AIDS and Behavior

, Volume 17, Issue 1, pp 113–121

Medication Persistence of HIV-infected Drug Users on Directly Administered Antiretroviral Therapy


  • Eileen C. Ing
    • Butler Hospital/Alpert Medical School of Brown University
  • Jason W. Bae
    • Section of Infectious DiseasesYale University School of Medicine
  • Duncan Smith-Rohrberg Maru
    • Section of Infectious DiseasesYale University School of Medicine
    • Department of MedicineBrigham and Women’s Hospital
    • Department of MedicineChildren’s Hospital of Boston
    • Section of Infectious Diseases, Department of MedicineYale University School of Medicine
    • Division of Epidemiology of Microbial DiseasesYale School of Public Health
Original Paper

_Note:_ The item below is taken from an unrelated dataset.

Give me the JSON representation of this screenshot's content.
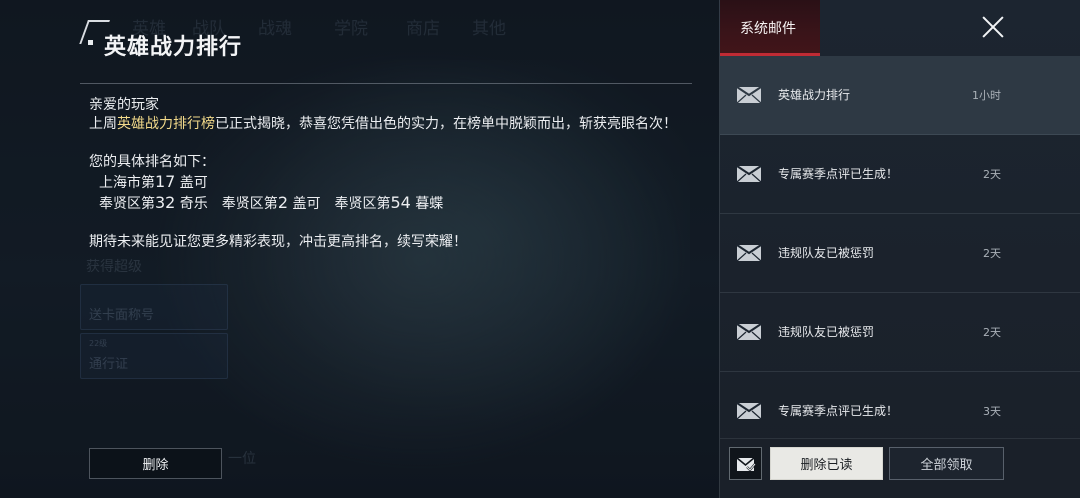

DOI: 10.1007/s10461-011-0082-0

Cite this article as:
Ing, E.C., Bae, J.W., Maru, D.S. et al. AIDS Behav (2013) 17: 113. doi:10.1007/s10461-011-0082-0

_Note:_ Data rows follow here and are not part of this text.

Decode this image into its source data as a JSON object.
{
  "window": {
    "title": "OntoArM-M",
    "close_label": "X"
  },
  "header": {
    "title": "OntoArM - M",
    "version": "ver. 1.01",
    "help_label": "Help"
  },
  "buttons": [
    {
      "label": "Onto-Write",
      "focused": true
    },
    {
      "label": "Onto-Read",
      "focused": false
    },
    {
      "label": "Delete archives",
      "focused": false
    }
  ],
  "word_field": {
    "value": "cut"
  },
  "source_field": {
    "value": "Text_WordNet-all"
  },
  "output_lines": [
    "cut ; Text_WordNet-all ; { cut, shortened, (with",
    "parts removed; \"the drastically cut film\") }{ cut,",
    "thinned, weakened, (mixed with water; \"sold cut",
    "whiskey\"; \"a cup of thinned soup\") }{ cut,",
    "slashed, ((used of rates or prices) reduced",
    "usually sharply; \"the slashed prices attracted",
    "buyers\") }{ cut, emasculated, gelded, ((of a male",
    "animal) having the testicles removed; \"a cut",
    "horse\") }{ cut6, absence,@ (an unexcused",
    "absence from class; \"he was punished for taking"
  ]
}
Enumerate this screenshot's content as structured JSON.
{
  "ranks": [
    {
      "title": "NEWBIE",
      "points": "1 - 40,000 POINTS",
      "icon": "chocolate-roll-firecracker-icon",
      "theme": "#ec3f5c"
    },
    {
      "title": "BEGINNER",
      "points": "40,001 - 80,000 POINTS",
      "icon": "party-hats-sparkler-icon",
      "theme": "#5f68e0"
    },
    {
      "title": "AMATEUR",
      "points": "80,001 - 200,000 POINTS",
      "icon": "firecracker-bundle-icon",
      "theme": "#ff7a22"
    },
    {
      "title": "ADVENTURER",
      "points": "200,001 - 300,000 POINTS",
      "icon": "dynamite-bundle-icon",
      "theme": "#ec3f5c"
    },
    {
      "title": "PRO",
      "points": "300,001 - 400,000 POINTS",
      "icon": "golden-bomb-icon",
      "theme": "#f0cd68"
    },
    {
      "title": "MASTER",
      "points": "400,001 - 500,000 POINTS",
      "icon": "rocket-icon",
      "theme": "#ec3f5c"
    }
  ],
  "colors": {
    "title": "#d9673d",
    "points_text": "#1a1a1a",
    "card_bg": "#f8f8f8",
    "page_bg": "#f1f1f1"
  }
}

Patient and regimen persistence in HIV-infected drug users are largely unknown. We evaluated patterns of medication non-persistence among HIV-infected drug users enrolled in a prospective, 6-month randomized controlled trial of directly administered antiretroviral therapy (DAART). Medication-taking behavior was assessed via direct observation and MEMS data. Of 74 participants who initiated DAART, 59 (80%) subjects were non-persistent with medication for 3 or more consecutive days. Thirty-one participants (42%) had 2 or more episodes of non-persistence. Higher depressive symptoms were strongly associated with non-persistence episodes of ≥ 3 days (AOR: 17.4, P = 0.02) and ≥ 7 days AOR: 5.4, P = 0.04). High addiction severity (AOR 3.2, P = 0.03) was correlated with non-persistence ≥ 7 days, and injection drug use (AOR: 15.2, P = 0.02) with recurrence of non-persistence ≥ 3 days. Time to regimen change was shorter for NNRTI-based regimens compared to PI-based ones (HR: 3.0, P = 0.03). There was no significant association between patterns of patient non-persistence and virological outcomes.

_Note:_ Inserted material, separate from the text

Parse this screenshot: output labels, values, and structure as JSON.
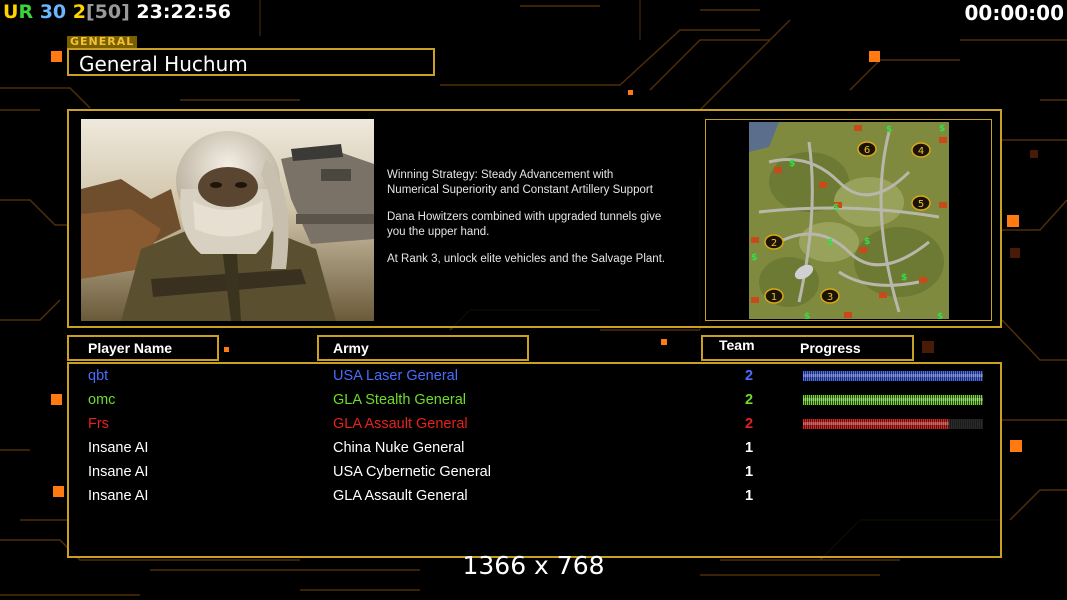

HIVAdherencePersistenceDirectly administered antiretroviral therapySubstance abuseDepressionAddiction severity

Copyright information

© Springer Science+Business Media, LLC 2011